Test Driven Development is a major skill for any Android Developer. It saves debugging time, prevents users from running into bugs and keeps the app easy to maintain among many other benefits.

I knew that there are 4 big technologies I had to learn if I want to make it in the test-driven world: JUnit, Espresso, Mockito, and Robolectric.

Photo from Google IO 2018 Frictionless Android Testing

This is about my start on learning Mockito.

First things first… finding proper tutorials for Mockito is a huge pain in the ass! Everyone’s got some in-depth tutorials on Mockito but nearly every single one of them either miss out on Mockito fundamentals I was yet to learn or started with a complex app that I could not bother to understand half-past midnight.

So this one’s for all of you out there who are like me, who just want the basic fundamentals of Mockito. We can both get to the complex gritty stuff after that.

So what is Mockito

Mockito is a Unit Testing Library that lets you mock objects and verify the behavior of their methods. Why mock you may ask?

Methods in Android as we know them make use of dependencies from all sorts of sources. This is bad for testing. With Mockito however, we can test the logic in these methods in isolation without calling real implementations of those dependencies. As the name implies, we mock those implementations.

Import the Dependency

Stick this in your app/build.gradle

Initialize Mockito (@RunWith)

In order to load Mockito in your tests, you have to annotate your test class with @RunWith.

I also recommend importing all of Mockito’s static methods to allow you to use keywords like ‘when’ just that bit more seamlessly.

Mockito Annotations

@Mock

This is the bread and butter of Mockito. Mocking an object in conjunction with verify can let us confirm that object’s methods follow the behavior and return the values we expect it to. This is done without changing the mocked object. It’s practically immutable.

After adding “one” to the array list, we can verify that it was indeed added, but outside of verifications, the list size stays at a constant 0. No real implementations of the add method were called.

‘When’

If you noticed ‘when’ up there, congratulations. We can make specific functions return a fixed value when they’re invoked during the test. In the above example, it’s a bit pointless, but you’ll need it when you write more in-depth tests where you need specific actions to change some values whilst mocking before testing the other part of a function.

@Spy

@Spy does the same thing as @Mock but with one key difference: spied objects are partially implemented and thus, real methods are invoked. In layman’s terms, spied objects are mutable within the test functions.

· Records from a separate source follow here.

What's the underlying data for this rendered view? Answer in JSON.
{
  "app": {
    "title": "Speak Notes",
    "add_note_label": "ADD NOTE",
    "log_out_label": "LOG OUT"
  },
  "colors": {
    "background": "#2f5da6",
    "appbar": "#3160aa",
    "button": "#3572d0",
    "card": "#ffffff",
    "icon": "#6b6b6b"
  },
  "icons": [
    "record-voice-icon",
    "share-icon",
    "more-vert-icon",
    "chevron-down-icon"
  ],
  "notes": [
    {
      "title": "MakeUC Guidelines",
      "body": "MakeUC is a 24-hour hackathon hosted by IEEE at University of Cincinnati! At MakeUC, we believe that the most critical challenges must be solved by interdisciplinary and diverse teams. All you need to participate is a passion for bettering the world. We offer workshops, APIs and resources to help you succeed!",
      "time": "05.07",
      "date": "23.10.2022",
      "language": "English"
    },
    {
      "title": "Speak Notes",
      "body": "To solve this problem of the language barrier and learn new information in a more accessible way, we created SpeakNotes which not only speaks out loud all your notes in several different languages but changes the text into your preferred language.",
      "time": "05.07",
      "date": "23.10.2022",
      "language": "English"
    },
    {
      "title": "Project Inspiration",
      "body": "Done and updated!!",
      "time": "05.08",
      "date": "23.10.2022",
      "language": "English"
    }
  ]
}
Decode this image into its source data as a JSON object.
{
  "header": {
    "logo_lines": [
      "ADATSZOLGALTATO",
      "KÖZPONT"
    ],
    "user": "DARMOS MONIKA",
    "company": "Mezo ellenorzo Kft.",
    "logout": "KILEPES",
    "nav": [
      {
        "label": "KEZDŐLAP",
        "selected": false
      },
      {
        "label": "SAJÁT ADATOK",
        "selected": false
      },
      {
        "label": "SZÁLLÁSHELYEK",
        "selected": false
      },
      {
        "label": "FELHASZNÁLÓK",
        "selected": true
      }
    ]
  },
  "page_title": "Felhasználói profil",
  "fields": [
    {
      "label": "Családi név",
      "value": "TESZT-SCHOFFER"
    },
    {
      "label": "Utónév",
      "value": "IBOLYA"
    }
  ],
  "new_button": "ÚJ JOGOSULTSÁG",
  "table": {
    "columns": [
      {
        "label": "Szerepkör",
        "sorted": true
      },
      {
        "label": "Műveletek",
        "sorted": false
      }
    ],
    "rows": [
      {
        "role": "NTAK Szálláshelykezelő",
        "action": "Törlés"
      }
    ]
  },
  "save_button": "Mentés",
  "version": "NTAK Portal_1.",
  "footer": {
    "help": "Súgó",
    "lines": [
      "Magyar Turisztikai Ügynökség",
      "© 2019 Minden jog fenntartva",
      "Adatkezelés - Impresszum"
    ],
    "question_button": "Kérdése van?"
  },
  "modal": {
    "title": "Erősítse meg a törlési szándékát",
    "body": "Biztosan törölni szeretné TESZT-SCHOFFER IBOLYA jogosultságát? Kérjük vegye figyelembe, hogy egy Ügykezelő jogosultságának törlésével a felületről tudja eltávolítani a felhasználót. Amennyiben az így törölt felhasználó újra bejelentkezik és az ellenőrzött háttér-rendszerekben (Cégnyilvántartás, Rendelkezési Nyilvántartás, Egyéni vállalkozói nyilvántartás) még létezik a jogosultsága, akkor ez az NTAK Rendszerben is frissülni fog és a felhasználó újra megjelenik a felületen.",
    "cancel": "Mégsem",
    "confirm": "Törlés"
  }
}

Just like mocks, spied objects can still be verified and stubbed.

@Captor

@Captor is used when you want to capture values during verification… Just read the code. You’ll get what I mean.

@InjectMocks

Say you have a Dictionary object that takes in a Map<String, String> in its constructor. If you want to test the Dictionary with a mock of the Map, you can use @InjectMocks to, well, inject a previously created mock of the Map into the Dictionary.

You can inject spies as well, but not in the same way. Trying to do so will result in an exception. Instead, you can use the @Before annotation to initialize the Dictionary beforehand.

Conclusion

I hope that was basic enough for you. None of that MVP jagger that’s just way too much for learning something simple. If you haven’t already noticed, these examples were taken from Baeldung’s post on the same topic. Out of all the tutorials I’ve been through myself to learn this, his was the only one that actually helped, and he’s got a whole course on Mockito. I recommend you go check him out.